### Task prompt
Report every line of the records beneath this task that holds the string "response".
──────── Records shown ────────
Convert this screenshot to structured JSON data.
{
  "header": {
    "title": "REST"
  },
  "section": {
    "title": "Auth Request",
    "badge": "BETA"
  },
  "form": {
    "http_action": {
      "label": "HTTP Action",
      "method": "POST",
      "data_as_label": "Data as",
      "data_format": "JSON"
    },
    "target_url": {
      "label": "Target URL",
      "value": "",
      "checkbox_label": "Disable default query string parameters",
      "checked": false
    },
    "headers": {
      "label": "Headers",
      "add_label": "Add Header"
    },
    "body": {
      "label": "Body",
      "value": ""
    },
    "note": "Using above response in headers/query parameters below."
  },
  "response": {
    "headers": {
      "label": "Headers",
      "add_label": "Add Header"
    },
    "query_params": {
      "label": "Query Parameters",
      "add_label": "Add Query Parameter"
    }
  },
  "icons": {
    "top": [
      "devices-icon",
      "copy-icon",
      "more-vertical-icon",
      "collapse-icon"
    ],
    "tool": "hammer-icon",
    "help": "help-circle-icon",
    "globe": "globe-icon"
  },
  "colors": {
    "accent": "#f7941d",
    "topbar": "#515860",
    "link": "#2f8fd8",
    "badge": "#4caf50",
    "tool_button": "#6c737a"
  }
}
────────
### Answer section
    "note": "Using above response in headers/query parameters below."
  "response": {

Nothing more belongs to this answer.